The Bi-Annual Symposium on Salient Issues in International Arbitration: International Arbitration in Times of Economic Nationalism
Article from: TDM 4 (2020), in Editorial
A few words by way of introduction to the issues raised by the papers presented within the context of this Symposium held at the American University Washington College of Law Center on International Commercial Arbitration on November 14, 2019. The summary of Björn Arp and Rodrigo Polanco, and the papers themselves presented in this special issue of our media partner TDM, adequately illustrate the substance of the matters addressed in the Symposium.
I would just further emphasize the fascinating atmosphere present in the exchanges between the audience and the speakers in respect of the issues raised during the Symposium.
Those exchanges showed the concerns of speakers and participants that originate in what could be described as the unsatisfactory world situation where global problems urgently requiring global attention and solutions are addressed from exclusively national perspectives. In practice, this national focus often means that the global challenges are not properly addressed at all or that they are primarily viewed from a nationalistic or hyper-nationalistic perspective permeated with short-sighted political considerations. The exchanges held during the Symposium vividly echoed such concerns in ways that perhaps cannot be fully perceived by just reading the papers.
As hinted in the summary of Arp and Polanco, the more recent experience of the pandemic-which was completely unforeseeable and unthinkable at the time of the Symposium-is an eloquent reminder that all areas raising global problems require global solutions attuned to their inherent global nature. In such a world, international arbitration plays an important role in the settlement of disputes that stem from the complexities of global legal and business problems. As shown by its historical development in the last 60 years, the practice of international arbitration is well adapted to these systemic needs for providing neutral, trans-frontier solutions in an efficient and legally sound way.

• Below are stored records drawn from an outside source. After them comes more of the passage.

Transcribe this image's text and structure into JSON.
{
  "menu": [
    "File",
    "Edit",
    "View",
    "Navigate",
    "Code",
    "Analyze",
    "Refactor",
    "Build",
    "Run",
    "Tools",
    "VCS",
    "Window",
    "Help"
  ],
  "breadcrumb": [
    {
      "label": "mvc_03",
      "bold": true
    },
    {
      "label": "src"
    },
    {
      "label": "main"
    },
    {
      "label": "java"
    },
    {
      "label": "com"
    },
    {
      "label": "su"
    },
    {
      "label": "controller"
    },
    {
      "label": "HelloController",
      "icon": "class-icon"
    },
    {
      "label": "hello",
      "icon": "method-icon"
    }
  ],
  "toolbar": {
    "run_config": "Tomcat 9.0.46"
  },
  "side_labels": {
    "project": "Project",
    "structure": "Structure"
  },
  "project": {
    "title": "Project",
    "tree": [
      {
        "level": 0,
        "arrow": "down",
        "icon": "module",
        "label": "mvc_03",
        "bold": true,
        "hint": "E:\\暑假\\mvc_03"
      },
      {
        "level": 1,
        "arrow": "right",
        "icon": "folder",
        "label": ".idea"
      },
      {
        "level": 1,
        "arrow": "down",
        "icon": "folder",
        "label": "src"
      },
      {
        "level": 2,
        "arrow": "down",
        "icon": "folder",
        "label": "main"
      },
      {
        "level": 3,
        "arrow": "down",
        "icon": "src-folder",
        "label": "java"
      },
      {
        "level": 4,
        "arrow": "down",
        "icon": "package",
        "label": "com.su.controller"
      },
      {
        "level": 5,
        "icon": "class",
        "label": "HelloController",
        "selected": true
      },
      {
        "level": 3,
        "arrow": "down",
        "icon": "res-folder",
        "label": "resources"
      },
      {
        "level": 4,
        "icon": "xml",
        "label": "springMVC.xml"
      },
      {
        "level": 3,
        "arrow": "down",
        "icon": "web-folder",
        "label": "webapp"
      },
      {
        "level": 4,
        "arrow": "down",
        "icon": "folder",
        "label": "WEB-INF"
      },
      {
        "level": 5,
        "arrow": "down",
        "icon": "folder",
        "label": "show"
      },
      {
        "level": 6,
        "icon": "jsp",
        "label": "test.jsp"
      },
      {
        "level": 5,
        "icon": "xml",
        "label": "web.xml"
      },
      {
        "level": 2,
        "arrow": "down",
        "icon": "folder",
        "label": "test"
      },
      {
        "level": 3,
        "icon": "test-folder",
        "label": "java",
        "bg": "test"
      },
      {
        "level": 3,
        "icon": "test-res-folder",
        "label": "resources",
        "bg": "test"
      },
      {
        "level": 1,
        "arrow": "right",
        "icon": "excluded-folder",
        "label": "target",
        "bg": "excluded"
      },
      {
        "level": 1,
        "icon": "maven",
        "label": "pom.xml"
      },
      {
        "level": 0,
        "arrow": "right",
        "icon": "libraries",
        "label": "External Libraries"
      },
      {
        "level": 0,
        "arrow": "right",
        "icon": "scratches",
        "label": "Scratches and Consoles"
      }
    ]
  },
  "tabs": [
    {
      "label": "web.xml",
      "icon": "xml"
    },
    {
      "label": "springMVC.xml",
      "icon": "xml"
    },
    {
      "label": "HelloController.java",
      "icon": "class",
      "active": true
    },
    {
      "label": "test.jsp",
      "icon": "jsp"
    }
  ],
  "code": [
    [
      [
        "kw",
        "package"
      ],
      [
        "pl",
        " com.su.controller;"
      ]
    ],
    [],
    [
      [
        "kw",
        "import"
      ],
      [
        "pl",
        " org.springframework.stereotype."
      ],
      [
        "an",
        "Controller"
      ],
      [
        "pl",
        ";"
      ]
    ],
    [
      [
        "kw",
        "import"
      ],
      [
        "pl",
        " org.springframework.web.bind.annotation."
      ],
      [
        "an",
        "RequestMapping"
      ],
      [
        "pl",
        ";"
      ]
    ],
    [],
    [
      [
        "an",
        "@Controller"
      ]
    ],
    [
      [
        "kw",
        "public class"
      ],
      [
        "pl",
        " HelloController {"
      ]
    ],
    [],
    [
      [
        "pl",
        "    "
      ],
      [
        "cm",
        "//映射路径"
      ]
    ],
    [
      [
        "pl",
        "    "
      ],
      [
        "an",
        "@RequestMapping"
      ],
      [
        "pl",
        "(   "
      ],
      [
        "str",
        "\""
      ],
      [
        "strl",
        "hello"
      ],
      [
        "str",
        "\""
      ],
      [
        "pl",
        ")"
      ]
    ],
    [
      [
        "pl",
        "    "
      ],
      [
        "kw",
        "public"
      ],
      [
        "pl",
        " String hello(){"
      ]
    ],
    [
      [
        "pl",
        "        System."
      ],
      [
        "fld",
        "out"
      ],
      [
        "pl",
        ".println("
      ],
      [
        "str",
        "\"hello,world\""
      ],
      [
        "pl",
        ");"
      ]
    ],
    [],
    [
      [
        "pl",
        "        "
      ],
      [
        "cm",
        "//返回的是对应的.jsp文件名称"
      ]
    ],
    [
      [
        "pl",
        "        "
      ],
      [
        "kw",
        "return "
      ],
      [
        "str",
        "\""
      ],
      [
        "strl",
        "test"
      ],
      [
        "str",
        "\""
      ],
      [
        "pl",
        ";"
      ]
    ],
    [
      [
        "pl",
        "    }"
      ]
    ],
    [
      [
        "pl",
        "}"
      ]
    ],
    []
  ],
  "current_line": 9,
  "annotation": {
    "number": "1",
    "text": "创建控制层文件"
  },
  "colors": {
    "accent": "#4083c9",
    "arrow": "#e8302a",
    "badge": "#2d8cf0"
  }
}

It was for this critical stocktaking and discussion of possible solutions that the Symposium was so important and timely.
I am particularly thankful to all the speakers for their contributions to the elucidation of the above issues from an academic perspective, privileging their objective analysis over exclusively political considerations.
Horacio A Grigera Naón
Center on International Commercial Arbitration
Washington College of Law, American University, Washington DC